Click here for excerpts from "Wisdom of the Tools".
"Woodspurge," a collection of poems by Jo Merrill, is striking for its qualities of verbal imagination, wit, auditory playfulness, and love for language. This collection is powerful, sharply attentive to the details of the world, and bold in its metaphysical energy. The richness of metaphors in "Woodspurge" shows Jo's urgent need to connect with the mysteries at the heart of things; surely we must appreciate a poet who asks us "how to weigh the weather."
The book received Honorable Mention in the Writers' Digest 11th annual International Self-Published Book Awards in 2004.
Click here for excerpts from "Woodspurge".
A remarkably diverse collection, from a 2-line critique of the laws of the solar system to reflections on light, love, darkness and light, language and remembering, a horseshoe, and the meanings and doings of God. "Great for a straight-through read or selective revisiting.
"At his best, along with Thomas Merton, Leonard Cohen, and Margaret Avison, Tim Merrill proves that God is a singular complexity, as is his own life. Through these lyrics, observances, resolutions, derived from human and divine encounters, or with the 'rodent in the cage' of his mind (page 30), he arrives at a hard-earned simplicity of acceptance. Often in the long slog with God, the heavy experience is taken off their back and his poems, his love and his people 'move all over the planet, lightly, honouring each otherís light.' The poems can also linger with the lyrical longing of a good song, listened to in a garden 'sparse in fruition, no green thumb there,' he claims, but there is."

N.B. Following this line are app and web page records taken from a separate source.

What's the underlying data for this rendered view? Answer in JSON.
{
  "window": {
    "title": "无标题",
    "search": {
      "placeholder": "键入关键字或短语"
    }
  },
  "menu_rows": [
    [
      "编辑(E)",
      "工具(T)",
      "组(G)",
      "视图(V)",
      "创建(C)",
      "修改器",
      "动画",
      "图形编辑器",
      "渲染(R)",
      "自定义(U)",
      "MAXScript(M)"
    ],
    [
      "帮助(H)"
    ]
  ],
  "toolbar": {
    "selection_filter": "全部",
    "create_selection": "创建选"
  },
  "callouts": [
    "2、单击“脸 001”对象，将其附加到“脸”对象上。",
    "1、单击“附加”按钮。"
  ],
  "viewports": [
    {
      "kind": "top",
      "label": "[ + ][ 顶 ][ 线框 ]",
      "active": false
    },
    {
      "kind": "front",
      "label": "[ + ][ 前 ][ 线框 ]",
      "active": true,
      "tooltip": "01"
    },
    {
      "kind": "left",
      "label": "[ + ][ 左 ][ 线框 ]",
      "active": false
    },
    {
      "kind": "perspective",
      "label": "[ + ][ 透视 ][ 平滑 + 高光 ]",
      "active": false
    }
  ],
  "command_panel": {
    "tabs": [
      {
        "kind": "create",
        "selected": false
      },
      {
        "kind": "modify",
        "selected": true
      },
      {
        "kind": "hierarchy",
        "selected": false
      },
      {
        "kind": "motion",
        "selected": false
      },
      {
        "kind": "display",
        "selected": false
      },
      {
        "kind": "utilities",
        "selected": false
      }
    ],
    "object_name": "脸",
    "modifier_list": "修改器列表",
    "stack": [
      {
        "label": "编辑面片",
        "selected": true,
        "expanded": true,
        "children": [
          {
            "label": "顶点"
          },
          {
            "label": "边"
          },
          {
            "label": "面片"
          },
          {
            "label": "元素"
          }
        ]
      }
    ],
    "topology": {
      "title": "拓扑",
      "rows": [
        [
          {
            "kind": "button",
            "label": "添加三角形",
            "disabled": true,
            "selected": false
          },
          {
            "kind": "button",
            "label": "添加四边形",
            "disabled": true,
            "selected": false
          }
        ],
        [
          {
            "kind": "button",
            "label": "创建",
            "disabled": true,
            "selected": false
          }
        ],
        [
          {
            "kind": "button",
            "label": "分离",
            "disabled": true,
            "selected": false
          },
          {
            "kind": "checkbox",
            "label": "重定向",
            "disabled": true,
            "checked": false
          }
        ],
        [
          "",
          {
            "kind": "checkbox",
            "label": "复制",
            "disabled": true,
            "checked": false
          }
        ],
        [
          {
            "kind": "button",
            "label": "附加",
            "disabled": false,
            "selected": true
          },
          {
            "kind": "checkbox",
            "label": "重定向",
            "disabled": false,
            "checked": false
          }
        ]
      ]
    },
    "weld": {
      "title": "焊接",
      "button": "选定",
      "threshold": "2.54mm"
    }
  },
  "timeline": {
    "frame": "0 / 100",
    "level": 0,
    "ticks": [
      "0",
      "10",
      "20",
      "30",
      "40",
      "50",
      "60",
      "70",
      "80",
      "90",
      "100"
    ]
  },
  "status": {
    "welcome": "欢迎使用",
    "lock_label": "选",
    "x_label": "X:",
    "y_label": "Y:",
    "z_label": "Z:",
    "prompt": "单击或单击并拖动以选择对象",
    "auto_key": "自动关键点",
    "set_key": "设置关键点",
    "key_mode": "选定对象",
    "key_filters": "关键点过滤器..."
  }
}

George McWhirter, Poet Laureate for Vancouver
Click here for excerpts from "A Quiet Calling".
From the time she was a very young woman, Valerie Stein has found comfort and vision in writing. Journaling and writing songs and poetry have long been part of her creative nature. Valerie was 21 when her mother was diagnosed with idiopathic cardiomyopathy, an untreatable condition of the heart. Writing became solace through this time, during which Valerie and her sister, Kathie, helped take care of their mother and the small family farm on which they lived.
Using journal entries and other writings from the time surrounding her mother's illness and subsequent death from heart disease, Valerie tells the story of a family coping with terminal illness. What shines through is the determination to seek joy in a time of utter darkness. This book was begun 6 months after Betsy Merrill died in 1983. More than 25 years later, at its completion, its message is still vital for families facing the loss of a loved one. Its heartfelt message, ultimately, is one of hope and courage.
"We hoped that we might give our mother all the love and support she so richly deserved. We hoped for wellness in her spirit. We could no longer bring ourselves to hope for the healing of her body."
Born the youngest of five siblings in Oregon's John Day Valley, the author grew up amid sagebrush and rocky crags. Long married to her college sweetheart, with one daughter now in college, Stein has spent more than half her life teaching a range of students a variety of topics, from weaving and felt-making to library skills. She lives with her husband in Edmonds, Washington.
Click here for excerpts from "The Best Of It".